» EXERCISE OBJECTIVE: A faithful, complete copy of the entries below is required, with images removed.

---------------

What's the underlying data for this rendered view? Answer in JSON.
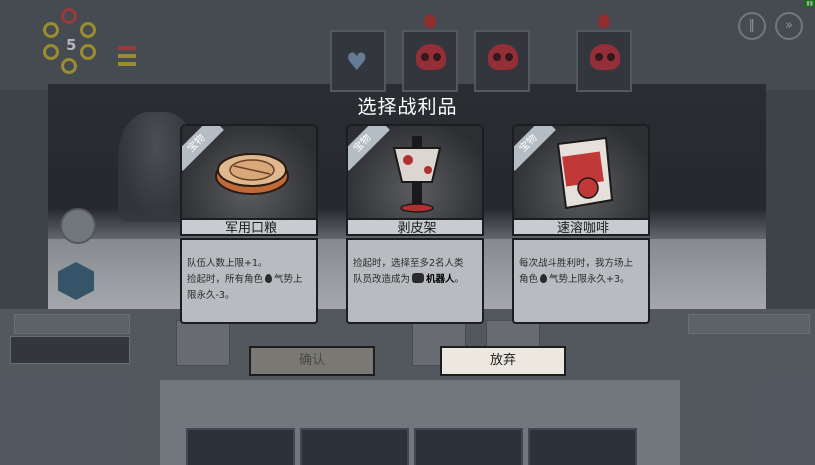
{
  "hud": {
    "dice_count": "5",
    "status_bar_colors": [
      "#d84040",
      "#d8c030",
      "#d8c030"
    ],
    "settings_icons": [
      "pause-icon",
      "speed-icon"
    ]
  },
  "modal": {
    "title": "选择战利品",
    "cards": [
      {
        "tag": "宝物",
        "name": "军用口粮",
        "desc_lines": [
          "队伍人数上限+1。",
          "捡起时，所有角色",
          "气势上",
          "限永久-3。"
        ]
      },
      {
        "tag": "宝物",
        "name": "剥皮架",
        "desc_lines": [
          "捡起时，选择至多2名人类",
          "队员改造成为",
          "机器人",
          "。"
        ]
      },
      {
        "tag": "宝物",
        "name": "速溶咖啡",
        "desc_lines": [
          "每次战斗胜利时，我方场上",
          "角色",
          "气势上限永久+3。"
        ]
      }
    ],
    "confirm_label": "确认",
    "abandon_label": "放弃"
  },
  "colors": {
    "enemy_skull": "#d0303a",
    "card_desc_bg": "#b8bcc0",
    "abandon_bg": "#ece8e0",
    "confirm_bg": "#7a7872"
  }
}
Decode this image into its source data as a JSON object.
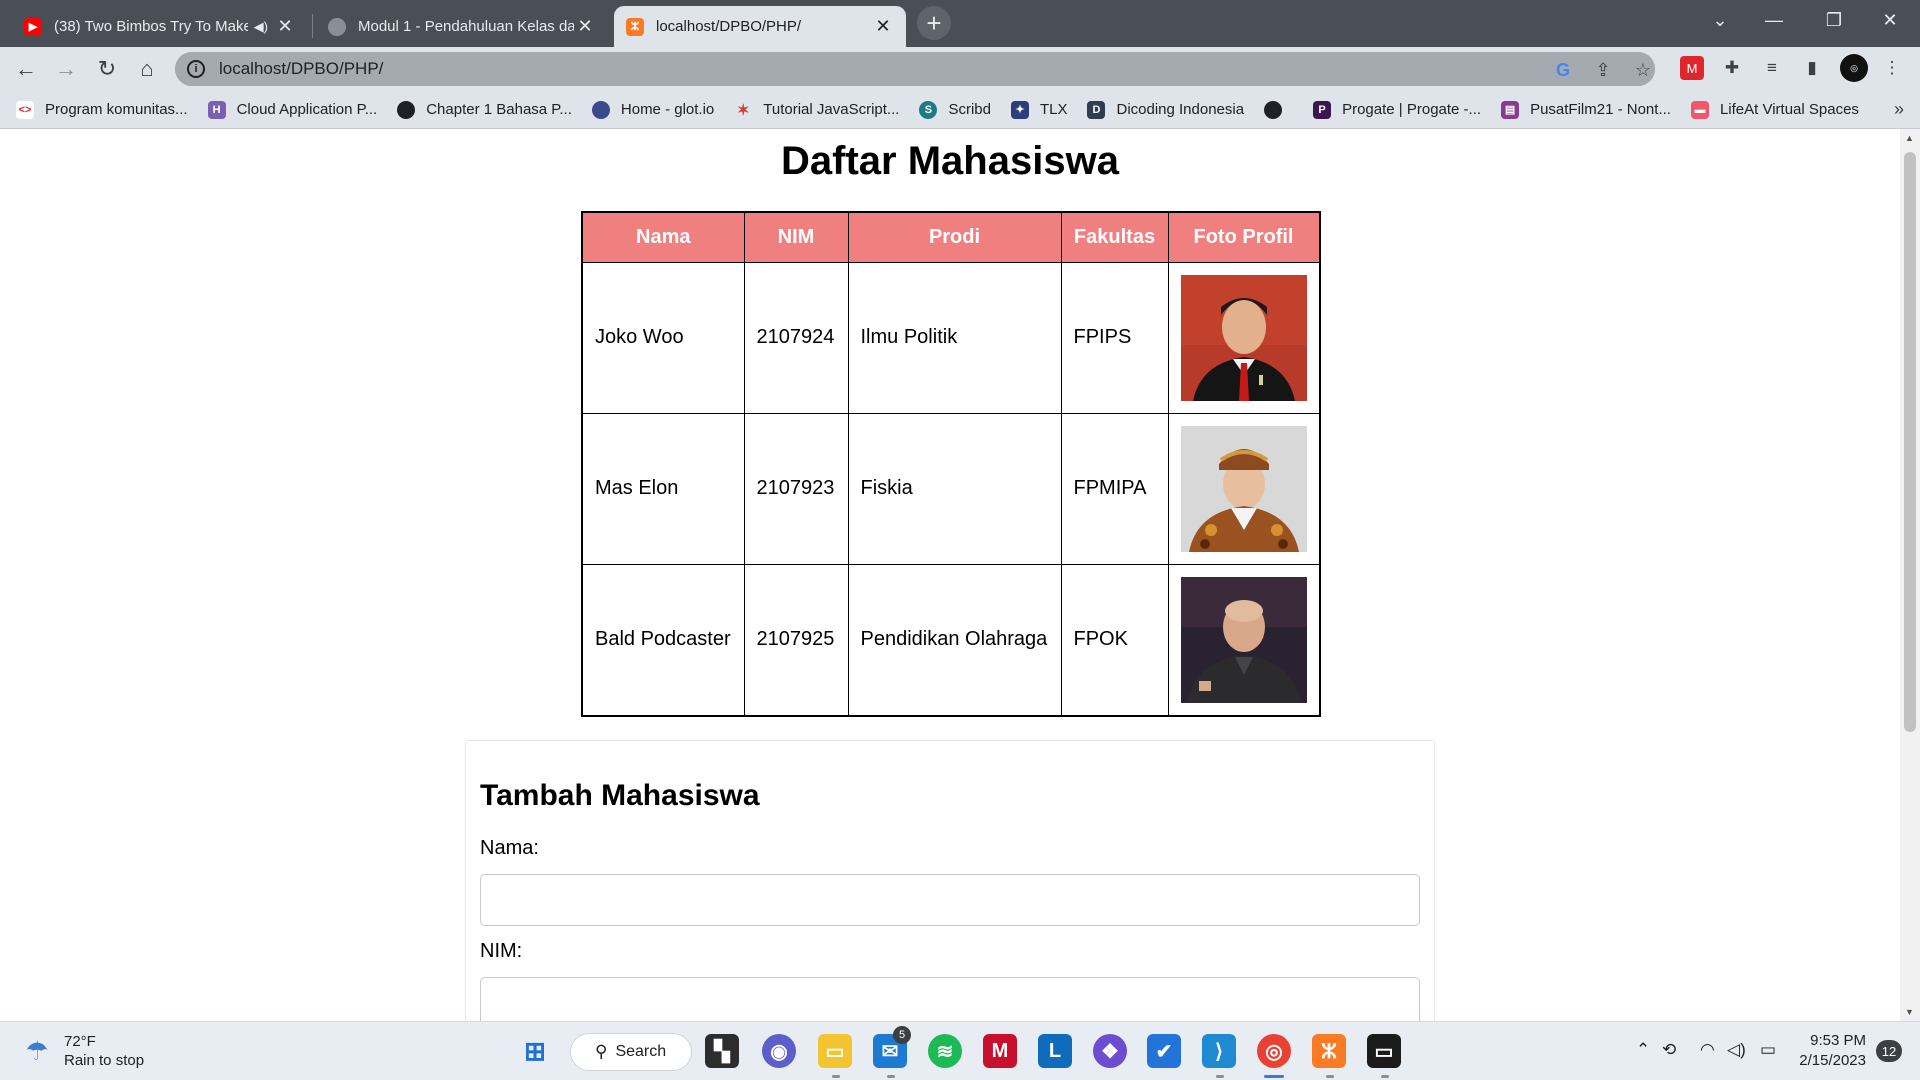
{
  "browser": {
    "tabs": [
      {
        "title": "(38) Two Bimbos Try To Make",
        "favicon": "youtube-icon",
        "color": "#ff0000",
        "audio": "speaker-icon"
      },
      {
        "title": "Modul 1 - Pendahuluan Kelas dan",
        "favicon": "globe-icon"
      },
      {
        "title": "localhost/DPBO/PHP/",
        "favicon": "xampp-icon",
        "color": "#fb7a24",
        "active": true
      }
    ],
    "url": "localhost/DPBO/PHP/",
    "new_tab": "+",
    "bookmarks": [
      {
        "label": "Program komunitas...",
        "icon": "code-icon"
      },
      {
        "label": "Cloud Application P...",
        "icon": "heroku-icon"
      },
      {
        "label": "Chapter 1 Bahasa P...",
        "icon": "globe-icon"
      },
      {
        "label": "Home - glot.io",
        "icon": "glot-icon"
      },
      {
        "label": "Tutorial JavaScript...",
        "icon": "runner-icon"
      },
      {
        "label": "Scribd",
        "icon": "scribd-icon"
      },
      {
        "label": "TLX",
        "icon": "tlx-icon"
      },
      {
        "label": "Dicoding Indonesia",
        "icon": "dicoding-icon"
      },
      {
        "label": "",
        "icon": "globe-icon"
      },
      {
        "label": "Progate | Progate -...",
        "icon": "progate-icon"
      },
      {
        "label": "PusatFilm21 - Nont...",
        "icon": "film-icon"
      },
      {
        "label": "LifeAt Virtual Spaces",
        "icon": "lifeat-icon"
      }
    ]
  },
  "page": {
    "title": "Daftar Mahasiswa",
    "table": {
      "headers": [
        "Nama",
        "NIM",
        "Prodi",
        "Fakultas",
        "Foto Profil"
      ],
      "rows": [
        {
          "nama": "Joko Woo",
          "nim": "2107924",
          "prodi": "Ilmu Politik",
          "fakultas": "FPIPS"
        },
        {
          "nama": "Mas Elon",
          "nim": "2107923",
          "prodi": "Fiskia",
          "fakultas": "FPMIPA"
        },
        {
          "nama": "Bald Podcaster",
          "nim": "2107925",
          "prodi": "Pendidikan Olahraga",
          "fakultas": "FPOK"
        }
      ]
    },
    "form": {
      "heading": "Tambah Mahasiswa",
      "nama_label": "Nama:",
      "nama_value": "",
      "nim_label": "NIM:",
      "nim_value": ""
    }
  },
  "taskbar": {
    "weather_temp": "72°F",
    "weather_desc": "Rain to stop",
    "search_label": "Search",
    "mail_badge": "5",
    "time": "9:53 PM",
    "date": "2/15/2023",
    "notifications": "12"
  },
  "colors": {
    "table_header": "#f08080",
    "accent": "#3b7bd3"
  }
}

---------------

» RESPONSE AREA:
What's the underlying data for this rendered view? Answer in JSON.
{
  "hud": {
    "dice_count": "5",
    "status_bar_colors": [
      "#d84040",
      "#d8c030",
      "#d8c030"
    ],
    "settings_icons": [
      "pause-icon",
      "speed-icon"
    ]
  },
  "modal": {
    "title": "选择战利品",
    "cards": [
      {
        "tag": "宝物",
        "name": "军用口粮",
        "desc_lines": [
          "队伍人数上限+1。",
          "捡起时，所有角色",
          "气势上",
          "限永久-3。"
        ]
      },
      {
        "tag": "宝物",
        "name": "剥皮架",
        "desc_lines": [
          "捡起时，选择至多2名人类",
          "队员改造成为",
          "机器人",
          "。"
        ]
      },
      {
        "tag": "宝物",
        "name": "速溶咖啡",
        "desc_lines": [
          "每次战斗胜利时，我方场上",
          "角色",
          "气势上限永久+3。"
        ]
      }
    ],
    "confirm_label": "确认",
    "abandon_label": "放弃"
  },
  "colors": {
    "enemy_skull": "#d0303a",
    "card_desc_bg": "#b8bcc0",
    "abandon_bg": "#ece8e0",
    "confirm_bg": "#7a7872"
  }
}
Decode this image into its source data as a JSON object.
{
  "browser": {
    "tabs": [
      {
        "title": "(38) Two Bimbos Try To Make",
        "favicon": "youtube-icon",
        "color": "#ff0000",
        "audio": "speaker-icon"
      },
      {
        "title": "Modul 1 - Pendahuluan Kelas dan",
        "favicon": "globe-icon"
      },
      {
        "title": "localhost/DPBO/PHP/",
        "favicon": "xampp-icon",
        "color": "#fb7a24",
        "active": true
      }
    ],
    "url": "localhost/DPBO/PHP/",
    "new_tab": "+",
    "bookmarks": [
      {
        "label": "Program komunitas...",
        "icon": "code-icon"
      },
      {
        "label": "Cloud Application P...",
        "icon": "heroku-icon"
      },
      {
        "label": "Chapter 1 Bahasa P...",
        "icon": "globe-icon"
      },
      {
        "label": "Home - glot.io",
        "icon": "glot-icon"
      },
      {
        "label": "Tutorial JavaScript...",
        "icon": "runner-icon"
      },
      {
        "label": "Scribd",
        "icon": "scribd-icon"
      },
      {
        "label": "TLX",
        "icon": "tlx-icon"
      },
      {
        "label": "Dicoding Indonesia",
        "icon": "dicoding-icon"
      },
      {
        "label": "",
        "icon": "globe-icon"
      },
      {
        "label": "Progate | Progate -...",
        "icon": "progate-icon"
      },
      {
        "label": "PusatFilm21 - Nont...",
        "icon": "film-icon"
      },
      {
        "label": "LifeAt Virtual Spaces",
        "icon": "lifeat-icon"
      }
    ]
  },
  "page": {
    "title": "Daftar Mahasiswa",
    "table": {
      "headers": [
        "Nama",
        "NIM",
        "Prodi",
        "Fakultas",
        "Foto Profil"
      ],
      "rows": [
        {
          "nama": "Joko Woo",
          "nim": "2107924",
          "prodi": "Ilmu Politik",
          "fakultas": "FPIPS"
        },
        {
          "nama": "Mas Elon",
          "nim": "2107923",
          "prodi": "Fiskia",
          "fakultas": "FPMIPA"
        },
        {
          "nama": "Bald Podcaster",
          "nim": "2107925",
          "prodi": "Pendidikan Olahraga",
          "fakultas": "FPOK"
        }
      ]
    },
    "form": {
      "heading": "Tambah Mahasiswa",
      "nama_label": "Nama:",
      "nama_value": "",
      "nim_label": "NIM:",
      "nim_value": ""
    }
  },
  "taskbar": {
    "weather_temp": "72°F",
    "weather_desc": "Rain to stop",
    "search_label": "Search",
    "mail_badge": "5",
    "time": "9:53 PM",
    "date": "2/15/2023",
    "notifications": "12"
  },
  "colors": {
    "table_header": "#f08080",
    "accent": "#3b7bd3"
  }
}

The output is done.